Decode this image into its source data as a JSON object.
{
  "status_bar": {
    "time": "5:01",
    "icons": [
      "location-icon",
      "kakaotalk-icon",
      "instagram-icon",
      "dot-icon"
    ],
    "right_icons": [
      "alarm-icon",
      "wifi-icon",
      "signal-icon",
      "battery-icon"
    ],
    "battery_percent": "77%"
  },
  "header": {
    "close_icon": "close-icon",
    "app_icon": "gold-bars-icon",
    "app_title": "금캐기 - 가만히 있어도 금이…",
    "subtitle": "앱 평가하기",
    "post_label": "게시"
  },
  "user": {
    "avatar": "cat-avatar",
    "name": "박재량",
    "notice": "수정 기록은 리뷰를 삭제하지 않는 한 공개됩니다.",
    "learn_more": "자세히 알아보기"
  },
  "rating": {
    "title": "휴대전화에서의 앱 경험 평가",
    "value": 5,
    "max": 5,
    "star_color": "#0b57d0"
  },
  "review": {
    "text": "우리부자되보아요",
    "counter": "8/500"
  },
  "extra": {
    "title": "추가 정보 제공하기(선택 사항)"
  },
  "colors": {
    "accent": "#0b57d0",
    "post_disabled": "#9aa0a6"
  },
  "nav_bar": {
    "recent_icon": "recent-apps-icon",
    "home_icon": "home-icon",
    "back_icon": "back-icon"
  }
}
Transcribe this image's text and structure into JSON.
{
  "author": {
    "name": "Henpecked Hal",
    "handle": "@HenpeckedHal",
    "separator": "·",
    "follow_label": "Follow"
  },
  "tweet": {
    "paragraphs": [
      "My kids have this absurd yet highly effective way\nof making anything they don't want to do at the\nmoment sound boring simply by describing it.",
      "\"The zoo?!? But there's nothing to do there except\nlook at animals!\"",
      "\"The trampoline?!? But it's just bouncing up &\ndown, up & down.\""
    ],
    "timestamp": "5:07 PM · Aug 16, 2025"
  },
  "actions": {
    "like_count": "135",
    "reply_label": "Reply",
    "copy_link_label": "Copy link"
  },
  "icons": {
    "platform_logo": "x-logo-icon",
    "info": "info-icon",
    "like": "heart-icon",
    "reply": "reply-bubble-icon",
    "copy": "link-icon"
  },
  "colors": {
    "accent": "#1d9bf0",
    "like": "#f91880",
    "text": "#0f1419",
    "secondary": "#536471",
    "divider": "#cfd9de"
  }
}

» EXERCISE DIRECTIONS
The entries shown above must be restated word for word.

» ANSWER TO THIS EXERCISE
Decode this image into its source data as a JSON object.
{
  "status_bar": {
    "time": "5:01",
    "icons": [
      "location-icon",
      "kakaotalk-icon",
      "instagram-icon",
      "dot-icon"
    ],
    "right_icons": [
      "alarm-icon",
      "wifi-icon",
      "signal-icon",
      "battery-icon"
    ],
    "battery_percent": "77%"
  },
  "header": {
    "close_icon": "close-icon",
    "app_icon": "gold-bars-icon",
    "app_title": "금캐기 - 가만히 있어도 금이…",
    "subtitle": "앱 평가하기",
    "post_label": "게시"
  },
  "user": {
    "avatar": "cat-avatar",
    "name": "박재량",
    "notice": "수정 기록은 리뷰를 삭제하지 않는 한 공개됩니다.",
    "learn_more": "자세히 알아보기"
  },
  "rating": {
    "title": "휴대전화에서의 앱 경험 평가",
    "value": 5,
    "max": 5,
    "star_color": "#0b57d0"
  },
  "review": {
    "text": "우리부자되보아요",
    "counter": "8/500"
  },
  "extra": {
    "title": "추가 정보 제공하기(선택 사항)"
  },
  "colors": {
    "accent": "#0b57d0",
    "post_disabled": "#9aa0a6"
  },
  "nav_bar": {
    "recent_icon": "recent-apps-icon",
    "home_icon": "home-icon",
    "back_icon": "back-icon"
  }
}
Transcribe this image's text and structure into JSON.
{
  "author": {
    "name": "Henpecked Hal",
    "handle": "@HenpeckedHal",
    "separator": "·",
    "follow_label": "Follow"
  },
  "tweet": {
    "paragraphs": [
      "My kids have this absurd yet highly effective way\nof making anything they don't want to do at the\nmoment sound boring simply by describing it.",
      "\"The zoo?!? But there's nothing to do there except\nlook at animals!\"",
      "\"The trampoline?!? But it's just bouncing up &\ndown, up & down.\""
    ],
    "timestamp": "5:07 PM · Aug 16, 2025"
  },
  "actions": {
    "like_count": "135",
    "reply_label": "Reply",
    "copy_link_label": "Copy link"
  },
  "icons": {
    "platform_logo": "x-logo-icon",
    "info": "info-icon",
    "like": "heart-icon",
    "reply": "reply-bubble-icon",
    "copy": "link-icon"
  },
  "colors": {
    "accent": "#1d9bf0",
    "like": "#f91880",
    "text": "#0f1419",
    "secondary": "#536471",
    "divider": "#cfd9de"
  }
}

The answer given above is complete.